  • Falling
  • Problems with speech
  • Increased difficulty when swallowing
  • A stronger presence of paranoia and delusions
  • Tremors
  • Changes in alertness throughout the day or from one day to the next accompanied with confusion

Later Stage

Once your loved one reaches this stage of Lewy Body dementia, round the clock care is needed to assist them with daily tasks. Symptoms include:

  • Severe muscle stiffness
  • Almost incapable of speech, except for odd words and phrases
  • Vulnerability to illness and infections
  • Problems processing visual information
  • Hallucinations and delusions

Frontotemporal Dementia:

What is it?

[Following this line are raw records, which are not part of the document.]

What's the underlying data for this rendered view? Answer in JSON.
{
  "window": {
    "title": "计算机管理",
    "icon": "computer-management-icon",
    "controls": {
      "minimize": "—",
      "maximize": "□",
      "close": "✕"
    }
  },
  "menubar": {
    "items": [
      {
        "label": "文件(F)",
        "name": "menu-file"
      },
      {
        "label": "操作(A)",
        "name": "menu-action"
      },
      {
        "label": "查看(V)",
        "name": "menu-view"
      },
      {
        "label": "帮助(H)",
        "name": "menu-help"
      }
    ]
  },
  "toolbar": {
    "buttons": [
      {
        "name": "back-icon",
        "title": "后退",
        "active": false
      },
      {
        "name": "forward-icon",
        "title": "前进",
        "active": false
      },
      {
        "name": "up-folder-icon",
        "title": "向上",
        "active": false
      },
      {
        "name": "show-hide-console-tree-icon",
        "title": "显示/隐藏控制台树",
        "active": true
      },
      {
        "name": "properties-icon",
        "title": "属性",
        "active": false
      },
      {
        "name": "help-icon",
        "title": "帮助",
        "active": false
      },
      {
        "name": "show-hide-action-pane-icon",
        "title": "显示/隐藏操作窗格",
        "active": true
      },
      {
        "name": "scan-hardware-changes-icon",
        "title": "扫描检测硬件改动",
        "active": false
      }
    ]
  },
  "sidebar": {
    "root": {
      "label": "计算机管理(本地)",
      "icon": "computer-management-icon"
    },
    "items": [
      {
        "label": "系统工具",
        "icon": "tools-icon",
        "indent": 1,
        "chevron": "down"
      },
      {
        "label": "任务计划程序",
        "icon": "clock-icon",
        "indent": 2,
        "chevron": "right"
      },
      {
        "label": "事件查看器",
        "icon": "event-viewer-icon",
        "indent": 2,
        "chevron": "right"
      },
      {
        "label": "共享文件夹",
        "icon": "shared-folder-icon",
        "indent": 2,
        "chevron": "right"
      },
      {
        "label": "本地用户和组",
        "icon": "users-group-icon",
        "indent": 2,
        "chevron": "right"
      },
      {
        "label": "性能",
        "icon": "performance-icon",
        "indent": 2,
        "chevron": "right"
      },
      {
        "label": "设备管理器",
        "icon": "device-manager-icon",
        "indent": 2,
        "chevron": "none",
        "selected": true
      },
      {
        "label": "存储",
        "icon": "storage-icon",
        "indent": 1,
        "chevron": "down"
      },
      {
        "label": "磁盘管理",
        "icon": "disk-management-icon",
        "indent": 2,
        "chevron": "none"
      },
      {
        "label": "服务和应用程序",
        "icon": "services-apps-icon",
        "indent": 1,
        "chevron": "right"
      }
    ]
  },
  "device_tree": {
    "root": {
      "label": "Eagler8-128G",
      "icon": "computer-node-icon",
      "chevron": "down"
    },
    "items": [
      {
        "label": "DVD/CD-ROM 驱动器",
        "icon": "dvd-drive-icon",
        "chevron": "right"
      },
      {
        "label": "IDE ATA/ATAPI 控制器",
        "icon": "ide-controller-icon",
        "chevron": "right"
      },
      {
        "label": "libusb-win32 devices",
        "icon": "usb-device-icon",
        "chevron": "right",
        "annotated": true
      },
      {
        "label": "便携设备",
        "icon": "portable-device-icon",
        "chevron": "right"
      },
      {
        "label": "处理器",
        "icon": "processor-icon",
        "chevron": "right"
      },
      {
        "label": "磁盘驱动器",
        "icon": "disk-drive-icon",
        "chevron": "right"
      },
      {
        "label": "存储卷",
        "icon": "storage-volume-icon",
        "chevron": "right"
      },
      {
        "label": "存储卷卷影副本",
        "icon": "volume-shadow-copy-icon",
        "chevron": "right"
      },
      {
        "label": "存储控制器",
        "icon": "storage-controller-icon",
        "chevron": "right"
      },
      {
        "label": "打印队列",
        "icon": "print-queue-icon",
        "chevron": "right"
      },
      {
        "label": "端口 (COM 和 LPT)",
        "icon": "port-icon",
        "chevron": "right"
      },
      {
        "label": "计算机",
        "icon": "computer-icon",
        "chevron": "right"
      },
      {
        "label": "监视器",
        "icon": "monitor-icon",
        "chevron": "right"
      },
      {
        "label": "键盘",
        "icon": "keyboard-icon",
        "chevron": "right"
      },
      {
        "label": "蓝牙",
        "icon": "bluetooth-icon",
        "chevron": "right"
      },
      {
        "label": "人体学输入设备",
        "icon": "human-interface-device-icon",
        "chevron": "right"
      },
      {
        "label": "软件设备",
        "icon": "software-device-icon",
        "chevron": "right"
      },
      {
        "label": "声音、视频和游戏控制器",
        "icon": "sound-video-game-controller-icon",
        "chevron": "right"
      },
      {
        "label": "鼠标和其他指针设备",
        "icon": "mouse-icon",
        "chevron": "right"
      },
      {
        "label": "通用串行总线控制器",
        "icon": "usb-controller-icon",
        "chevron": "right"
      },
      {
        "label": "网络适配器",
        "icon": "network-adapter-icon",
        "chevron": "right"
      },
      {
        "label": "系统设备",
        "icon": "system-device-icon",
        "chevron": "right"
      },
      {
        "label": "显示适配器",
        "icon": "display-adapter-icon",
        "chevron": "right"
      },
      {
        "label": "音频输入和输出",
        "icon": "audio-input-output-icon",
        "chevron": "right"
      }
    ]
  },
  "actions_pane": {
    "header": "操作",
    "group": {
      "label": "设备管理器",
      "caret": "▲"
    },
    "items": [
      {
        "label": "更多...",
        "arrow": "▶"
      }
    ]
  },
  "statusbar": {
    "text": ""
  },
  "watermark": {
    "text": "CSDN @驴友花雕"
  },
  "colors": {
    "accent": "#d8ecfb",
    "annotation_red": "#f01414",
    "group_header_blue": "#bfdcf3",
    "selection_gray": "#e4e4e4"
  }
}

This is the most uncommon form of dementia. The name ‘frontotemporal’ is derived from the fact that this dementia affects the front and sides of the brain. It’s also a progressive disease which worsens over time. It tends to affect behaviour and language.

Who does it affect?

One key difference between frontotemporal dementia and Alzheimer’s is that diagnosis occurs much earlier in the former with most being diagnosed in their 40’s and early 60’s. According to the Alzheimer’s Association, in approximately ⅓ of cases this form of dementia is inherited. At the moment, there are no other known risks for frontotemporal dementia other than a family history of the disease.

What are the symptoms?

Early Stage

The earlier symptoms of frontotemporal dementia differ from Alzheimer's in that problems with memory don’t begin to appear until the later stages. The main early symptoms to watch out for are:

  • Changes in personality, the sufferer appears to be selfish, impulsive and acts inappropriately
  • Unsociable and withdrawn
  • A tendency to overeat
  • Slow speech, putting words in the order and difficulty making the right sounds
  • Easily distracted and problems planning and organising
  • Mild memory problems may be present

Middle Stage

Symptoms during this stage stay relatively the same as those seen during the early stage, but may be more prominent or intense. Additional symptoms of this stage are:

  • Compulsive behaviour, such as over cleaning or collecting things
  • Binge eating often leading to increased weight
  • Forgetfulness and memory loss more often than not, first appear in this stage

Late Stage

The symptoms, again, remain largely the same as those which are seen in the other stages alongside

  • Profound memory loss
  • Language difficulties
  • Difficulty with balance

If you do notice your loved one showing signs of any of the above symptoms, make sure to contact your local health care provider to get it checked out. Although there is no cure for dementia, it’s always better to edge on the side of caution as the earlier you get a diagnosis, the sooner you can start helping your loved alleviate some of the symptoms and lead a more comfortable life.

Be there for an older loved one, from anywhere.